Lagori, dikori or lagoori (Persian: هفت‌سنگ (haft sang), meaning seven stones), also known as lingocha, widely played in South India, is a game played between two teams in an unlimited area involing a ball and a pile of flat stones. A member of one team (the seekers)[1] throws a soft ball at a pile of stones to knock them over. Then the seekers try to restore the pile of stones while the opposing team (the hitters)[1] throws the ball at them. If the ball touches a seeker, he is out and his team continues without him. But a team member can always safeguard himself by touching the opposite team member before the ball hits him.

Additional rules[edit]

These additional rules make the game even more interesting.

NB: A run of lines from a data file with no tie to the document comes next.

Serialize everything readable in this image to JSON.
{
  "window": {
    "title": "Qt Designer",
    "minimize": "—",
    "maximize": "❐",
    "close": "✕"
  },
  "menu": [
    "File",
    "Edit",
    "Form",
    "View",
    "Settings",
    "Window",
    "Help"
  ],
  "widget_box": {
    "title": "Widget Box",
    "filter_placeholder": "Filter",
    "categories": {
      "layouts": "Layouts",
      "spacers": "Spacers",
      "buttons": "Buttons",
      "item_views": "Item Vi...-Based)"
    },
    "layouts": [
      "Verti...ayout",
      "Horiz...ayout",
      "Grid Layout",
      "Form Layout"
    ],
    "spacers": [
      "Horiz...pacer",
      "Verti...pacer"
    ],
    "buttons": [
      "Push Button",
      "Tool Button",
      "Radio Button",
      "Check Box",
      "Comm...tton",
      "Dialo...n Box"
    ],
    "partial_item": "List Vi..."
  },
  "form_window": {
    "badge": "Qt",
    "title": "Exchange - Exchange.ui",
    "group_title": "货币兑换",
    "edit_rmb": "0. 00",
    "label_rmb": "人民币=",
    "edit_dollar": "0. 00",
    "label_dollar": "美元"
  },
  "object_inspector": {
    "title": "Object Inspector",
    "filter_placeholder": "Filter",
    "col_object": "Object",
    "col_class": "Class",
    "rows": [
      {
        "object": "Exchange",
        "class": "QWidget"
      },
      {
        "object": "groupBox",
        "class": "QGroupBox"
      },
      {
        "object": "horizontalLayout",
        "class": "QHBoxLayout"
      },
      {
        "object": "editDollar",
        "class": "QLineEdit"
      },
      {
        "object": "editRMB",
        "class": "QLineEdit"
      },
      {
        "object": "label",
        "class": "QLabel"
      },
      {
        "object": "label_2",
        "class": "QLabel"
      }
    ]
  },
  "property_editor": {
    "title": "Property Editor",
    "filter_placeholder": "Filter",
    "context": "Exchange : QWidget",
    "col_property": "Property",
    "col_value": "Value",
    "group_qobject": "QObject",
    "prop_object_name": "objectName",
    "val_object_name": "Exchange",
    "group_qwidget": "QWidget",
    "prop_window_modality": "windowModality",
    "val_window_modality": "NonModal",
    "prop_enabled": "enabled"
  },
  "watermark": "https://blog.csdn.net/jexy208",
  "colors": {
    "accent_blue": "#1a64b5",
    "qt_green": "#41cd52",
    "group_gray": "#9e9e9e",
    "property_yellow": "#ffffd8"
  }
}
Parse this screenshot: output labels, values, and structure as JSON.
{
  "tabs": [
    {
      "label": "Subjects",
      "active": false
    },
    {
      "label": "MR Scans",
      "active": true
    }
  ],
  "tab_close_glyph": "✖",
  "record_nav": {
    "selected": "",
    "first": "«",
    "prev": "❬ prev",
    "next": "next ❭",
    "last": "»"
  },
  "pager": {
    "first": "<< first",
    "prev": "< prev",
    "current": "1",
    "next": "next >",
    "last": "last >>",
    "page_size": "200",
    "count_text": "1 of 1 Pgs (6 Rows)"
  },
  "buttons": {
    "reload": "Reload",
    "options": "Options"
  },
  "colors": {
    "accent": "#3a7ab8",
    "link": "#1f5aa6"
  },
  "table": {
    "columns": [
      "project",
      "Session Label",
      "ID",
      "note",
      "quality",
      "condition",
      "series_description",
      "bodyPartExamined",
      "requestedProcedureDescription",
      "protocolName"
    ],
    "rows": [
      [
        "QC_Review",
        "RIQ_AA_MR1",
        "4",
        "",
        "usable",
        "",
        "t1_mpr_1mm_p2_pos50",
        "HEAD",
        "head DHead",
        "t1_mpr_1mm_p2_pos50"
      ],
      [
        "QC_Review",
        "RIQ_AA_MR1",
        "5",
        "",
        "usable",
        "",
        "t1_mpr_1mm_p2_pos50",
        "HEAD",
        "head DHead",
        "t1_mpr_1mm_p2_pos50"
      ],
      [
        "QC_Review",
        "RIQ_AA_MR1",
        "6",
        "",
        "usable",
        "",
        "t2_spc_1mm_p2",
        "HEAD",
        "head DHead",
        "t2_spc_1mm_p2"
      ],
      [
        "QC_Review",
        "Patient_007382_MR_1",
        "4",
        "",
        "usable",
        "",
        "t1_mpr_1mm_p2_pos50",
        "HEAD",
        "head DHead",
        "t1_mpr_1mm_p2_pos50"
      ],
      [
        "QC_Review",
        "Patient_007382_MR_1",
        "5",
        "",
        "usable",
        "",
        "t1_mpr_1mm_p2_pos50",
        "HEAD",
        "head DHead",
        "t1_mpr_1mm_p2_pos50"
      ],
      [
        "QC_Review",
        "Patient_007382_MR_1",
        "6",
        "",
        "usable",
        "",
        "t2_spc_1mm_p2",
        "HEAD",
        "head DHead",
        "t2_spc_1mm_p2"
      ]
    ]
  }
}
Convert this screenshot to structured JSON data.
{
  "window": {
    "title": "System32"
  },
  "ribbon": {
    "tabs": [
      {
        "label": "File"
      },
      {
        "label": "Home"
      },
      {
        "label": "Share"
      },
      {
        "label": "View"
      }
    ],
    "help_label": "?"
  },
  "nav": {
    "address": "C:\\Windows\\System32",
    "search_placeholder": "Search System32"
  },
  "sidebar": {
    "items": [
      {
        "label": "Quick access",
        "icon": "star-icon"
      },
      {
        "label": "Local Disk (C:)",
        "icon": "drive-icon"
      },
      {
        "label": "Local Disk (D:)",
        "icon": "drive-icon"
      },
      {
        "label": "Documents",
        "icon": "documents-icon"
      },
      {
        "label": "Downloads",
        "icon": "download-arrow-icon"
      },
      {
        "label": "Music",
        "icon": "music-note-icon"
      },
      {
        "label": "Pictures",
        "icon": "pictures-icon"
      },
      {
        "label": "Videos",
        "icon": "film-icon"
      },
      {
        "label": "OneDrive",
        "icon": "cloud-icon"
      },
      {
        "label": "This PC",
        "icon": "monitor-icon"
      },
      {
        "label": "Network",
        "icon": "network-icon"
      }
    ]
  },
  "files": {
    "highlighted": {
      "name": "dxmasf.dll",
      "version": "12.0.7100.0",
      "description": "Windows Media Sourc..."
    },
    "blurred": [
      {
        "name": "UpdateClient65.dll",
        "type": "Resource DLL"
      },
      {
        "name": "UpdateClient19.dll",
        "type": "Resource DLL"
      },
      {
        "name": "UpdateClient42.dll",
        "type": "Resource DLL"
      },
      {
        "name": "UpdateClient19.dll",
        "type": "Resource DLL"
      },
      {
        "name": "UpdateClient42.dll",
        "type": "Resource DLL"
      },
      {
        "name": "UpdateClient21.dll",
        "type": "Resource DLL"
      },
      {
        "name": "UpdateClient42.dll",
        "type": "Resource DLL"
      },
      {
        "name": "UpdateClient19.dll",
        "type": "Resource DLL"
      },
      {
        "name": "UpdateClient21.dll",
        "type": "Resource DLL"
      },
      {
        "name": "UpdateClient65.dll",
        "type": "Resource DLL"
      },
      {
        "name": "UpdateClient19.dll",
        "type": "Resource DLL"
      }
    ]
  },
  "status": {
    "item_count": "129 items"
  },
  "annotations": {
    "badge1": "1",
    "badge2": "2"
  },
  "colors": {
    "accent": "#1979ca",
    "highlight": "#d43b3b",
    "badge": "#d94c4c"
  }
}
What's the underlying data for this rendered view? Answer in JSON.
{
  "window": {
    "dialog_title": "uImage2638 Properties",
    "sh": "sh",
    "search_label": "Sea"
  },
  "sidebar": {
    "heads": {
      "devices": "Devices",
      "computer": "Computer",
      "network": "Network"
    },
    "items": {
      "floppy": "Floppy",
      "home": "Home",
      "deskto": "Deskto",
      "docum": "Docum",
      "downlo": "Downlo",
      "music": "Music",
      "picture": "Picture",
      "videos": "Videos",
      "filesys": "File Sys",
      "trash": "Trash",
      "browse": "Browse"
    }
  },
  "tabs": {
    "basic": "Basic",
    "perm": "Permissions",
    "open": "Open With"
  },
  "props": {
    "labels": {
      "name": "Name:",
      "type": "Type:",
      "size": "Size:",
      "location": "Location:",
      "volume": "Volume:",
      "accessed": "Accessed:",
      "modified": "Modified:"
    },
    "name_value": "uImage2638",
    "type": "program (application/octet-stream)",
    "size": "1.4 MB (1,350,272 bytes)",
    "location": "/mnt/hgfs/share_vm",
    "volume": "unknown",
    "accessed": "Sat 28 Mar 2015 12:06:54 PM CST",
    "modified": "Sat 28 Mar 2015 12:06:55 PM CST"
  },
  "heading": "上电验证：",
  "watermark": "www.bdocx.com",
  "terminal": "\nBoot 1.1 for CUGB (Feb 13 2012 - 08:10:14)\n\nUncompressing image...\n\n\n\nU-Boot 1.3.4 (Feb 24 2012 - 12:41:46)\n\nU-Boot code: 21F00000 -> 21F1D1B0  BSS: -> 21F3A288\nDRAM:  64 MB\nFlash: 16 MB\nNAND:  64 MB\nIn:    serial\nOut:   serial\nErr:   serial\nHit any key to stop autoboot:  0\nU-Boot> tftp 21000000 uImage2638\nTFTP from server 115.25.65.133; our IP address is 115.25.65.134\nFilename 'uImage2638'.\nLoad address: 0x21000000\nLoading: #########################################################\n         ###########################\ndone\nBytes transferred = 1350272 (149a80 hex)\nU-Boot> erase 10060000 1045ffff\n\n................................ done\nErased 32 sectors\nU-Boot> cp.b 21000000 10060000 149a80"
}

  • Clearly mark the boundary. If any of the seekers crosses it then he is out.
  • If the person trying to knock down the pile cannot do it in three tries then he is out.
  • In any of the three tries, if the thrower's ball does not knock down the pile and is caught by an opponent after the first bounce then the thrower is out.
  • If the thrower's ball bounces off the pile and an opponent catches it then the thrower's whole team is out.
  • If the seekers succeed in restoring the pile then they can use the point scored to buy back their ousted team mate.

Skills[edit]

  • Throwing the ball;
  • Evading the ball;
  • Building the pile of stones;
  • Distracting the opposite team from building the pile.

Alternative names in India[edit]

Olapanthu - ball made of coconut leaves - used to play the game in Kerala

In other parts of the country, the same game is known by the name of lingorchya (Maharashtra), pitthu (Haryana and northern Rajasthan), sitoliya (Rajasthan), or satodiyu (Gujarat). In Andhra Pradesh, logori is played with 7 stones and is called yedu penkulata, dikori or pittu. In Kerala it is known as dabba kali (and played using a ball made of coconut leaves)[2] and in Tamil Nadu as "ezhu kallu".[3]

See also[edit]

References[edit]

  1. ^ a b "The street game of LAGORI". Sportales.com. 28 January 2007. Retrieved 29 July 2011. 
  2. ^ Cohen, Noam. "When Knowledge Isn’t Written, Does It Still Count?" The New York Times. August 7, 2011. Retrieved on September 22, 2011.
  3. ^ Seven stones (ஏழு கல்லு)

External links[edit]